How to Request a Repeat Prescription
Repeat prescriptions may be ordered in several ways:
Fill in a prescription request form or underline the items needed on the tear-off side of your prescription and drop it into the surgery. Please do not order any medications you do not need.
Please send an email with the Name and Date of Birth of the patient with the items you are requesting to the following email address below:
Prescription Requests Email: [email protected]
At Your Local Pharmacy
Your local pharmacy can place your repeat prescription order into the doctors for you.
Please go into your pharmacy and inform them of which medication you are needing to be ordered and they will then inform the surgery.
Electronic Prescription Service
GP online services allow you to access a range of services via your computer or mobile.
Once you have signed up, you will be able to:
- Book or cancel appointments online with a GP or nurse
- Renew or order repeat prescriptions online
- View parts of your GP health record, including information about medication, allergies, vaccinations, previous illnesses and test results
The service is free. Everyone who is registered with a GP can have access to their practice’s online services.
Prescription charges as from 1st April 2021 are as follows:
• Prescription (per item): £9.35
• 3-month PPC: £30.25
• 12-month prepayment certificate (PPC): £108.10
If you pay for prescription items frequently, you may find it cheaper to buy a prepayment certificate. You can do this by visiting here.
A private prescription can only be issued if the medication is not available on the NHS. The prescription is not paid for by the NHS and the cost is paid for by the patient.
It is charged by the cost of the medicine and the pharmacists charge for supplying it.
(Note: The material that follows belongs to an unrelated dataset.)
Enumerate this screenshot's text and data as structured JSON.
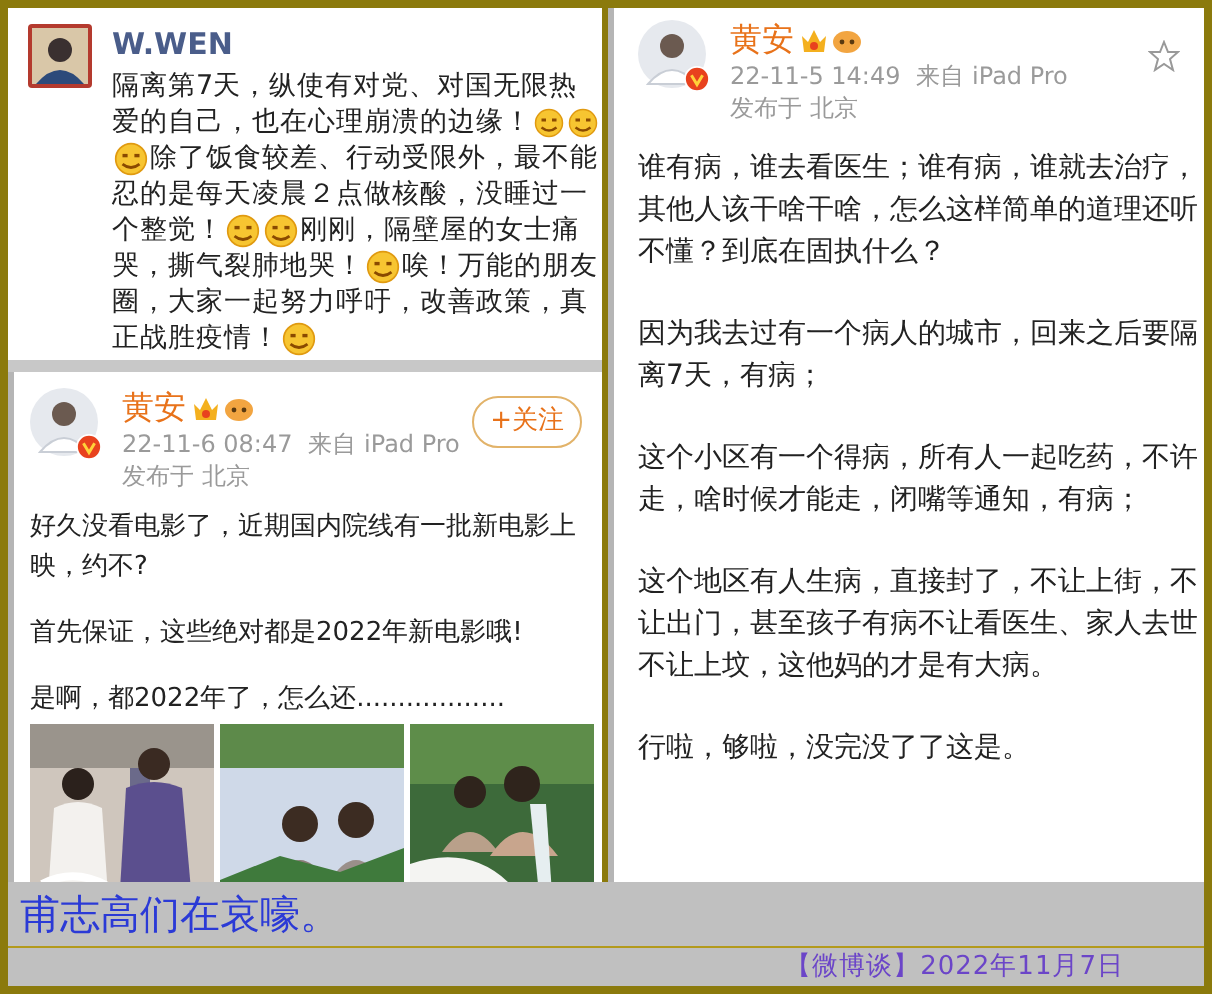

Please note a prescription is a legal document which the doctor who has signed it is responsible. Doctors who are seen privately cannot issue NHS prescriptions.